Do you think Madelon would have been scolded and sent away from the stable because she had no gift? I doubt it, don’t you? But her perceived lack, her unworthiness almost kept her from experiencing the joy of that night. God had to intervene to get her past her own road blocks.

So, if you are feeling like there is anything keeping you from fully experiencing the joy of this season, let it go. Know that God loves you and welcomes you no matter where you are on life’s journey. If you think God might reject someone you love because of their actions, remember God loves them. This is the power and beauty of this season. If you are having a hard time forgiving someone and it poisons current relationships maybe now you can release that anger and give them and it to God.

In closing let me share a story. In one of the churches, I have been blessed to serve, a member came to see me. He was struggling in a failing relationship. We talked often as it ended and he began to put the pieces of his life back together. Besides the grief of losing his girlfriend was the grief of losing touch with her two children. The young boy, about 6 at the time of the break up, and he had been very close. For a long time he was severely depressed and borderline suicidal. We kept visiting and one of the things I kept telling him was that God wanted him to know love and to experience joy. As the wounds of grief began to heal, those words began to be a beacon of hope. He began to see himself not as a loser but as one who has lost. A great distinction. We have stayed in touch and recently we chatted. It has been about twelve years since those dark times. He is happily married, looking forward to retirement, is back in contact with the older daughter who keeps him informed about what her brother is doing. His life is joy-filled. Once he again believed that God loved him, it filled him with joy. It allowed him to forgive his ex., to move on with life and to find new beginnings.

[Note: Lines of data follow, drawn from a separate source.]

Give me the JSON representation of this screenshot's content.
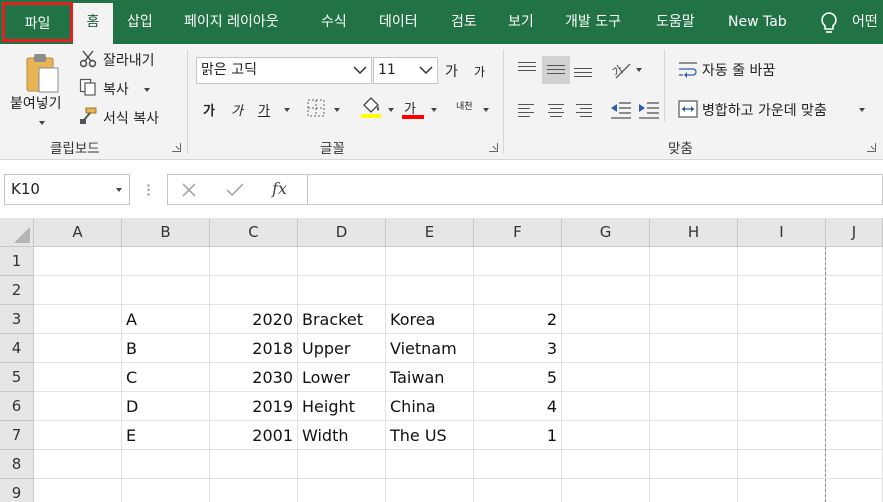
{
  "tabs": [
    "파일",
    "홈",
    "삽입",
    "페이지 레이아웃",
    "수식",
    "데이터",
    "검토",
    "보기",
    "개발 도구",
    "도움말",
    "New Tab",
    "어떤"
  ],
  "clipboard": {
    "paste_label": "붙여넣기",
    "cut_label": "잘라내기",
    "copy_label": "복사",
    "format_painter_label": "서식 복사",
    "group_label": "클립보드"
  },
  "font": {
    "name": "맑은 고딕",
    "size": "11",
    "grow_glyph": "가",
    "shrink_glyph": "가",
    "bold_glyph": "가",
    "italic_glyph": "가",
    "underline_glyph": "가",
    "font_color_glyph": "가",
    "phonetic_glyph": "내천",
    "fill_color": "#ffff00",
    "font_color": "#ff0000",
    "group_label": "글꼴"
  },
  "alignment": {
    "wrap_text_label": "자동 줄 바꿈",
    "merge_center_label": "병합하고 가운데 맞춤",
    "group_label": "맞춤"
  },
  "formula_bar": {
    "name_box": "K10",
    "fx_label": "fx",
    "formula": ""
  },
  "grid": {
    "columns": [
      "A",
      "B",
      "C",
      "D",
      "E",
      "F",
      "G",
      "H",
      "I",
      "J"
    ],
    "rows": [
      "1",
      "2",
      "3",
      "4",
      "5",
      "6",
      "7",
      "8",
      "9"
    ],
    "cells": [
      [
        "",
        "",
        "",
        "",
        "",
        "",
        "",
        "",
        "",
        ""
      ],
      [
        "",
        "",
        "",
        "",
        "",
        "",
        "",
        "",
        "",
        ""
      ],
      [
        "",
        "A",
        "2020",
        "Bracket",
        "Korea",
        "2",
        "",
        "",
        "",
        ""
      ],
      [
        "",
        "B",
        "2018",
        "Upper",
        "Vietnam",
        "3",
        "",
        "",
        "",
        ""
      ],
      [
        "",
        "C",
        "2030",
        "Lower",
        "Taiwan",
        "5",
        "",
        "",
        "",
        ""
      ],
      [
        "",
        "D",
        "2019",
        "Height",
        "China",
        "4",
        "",
        "",
        "",
        ""
      ],
      [
        "",
        "E",
        "2001",
        "Width",
        "The US",
        "1",
        "",
        "",
        "",
        ""
      ],
      [
        "",
        "",
        "",
        "",
        "",
        "",
        "",
        "",
        "",
        ""
      ],
      [
        "",
        "",
        "",
        "",
        "",
        "",
        "",
        "",
        "",
        ""
      ]
    ]
  },
  "colors": {
    "accent": "#217346",
    "highlight_border": "#e0211f"
  }
}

So celebrate the Joy of God surrounding you this season. Remember the greatest joy is that you are loved by God. Share the goodness of this day in wonderful compelling ways that invite others. And, if you find at any time you doubt your worthiness, let it go because God loves you just the way you are.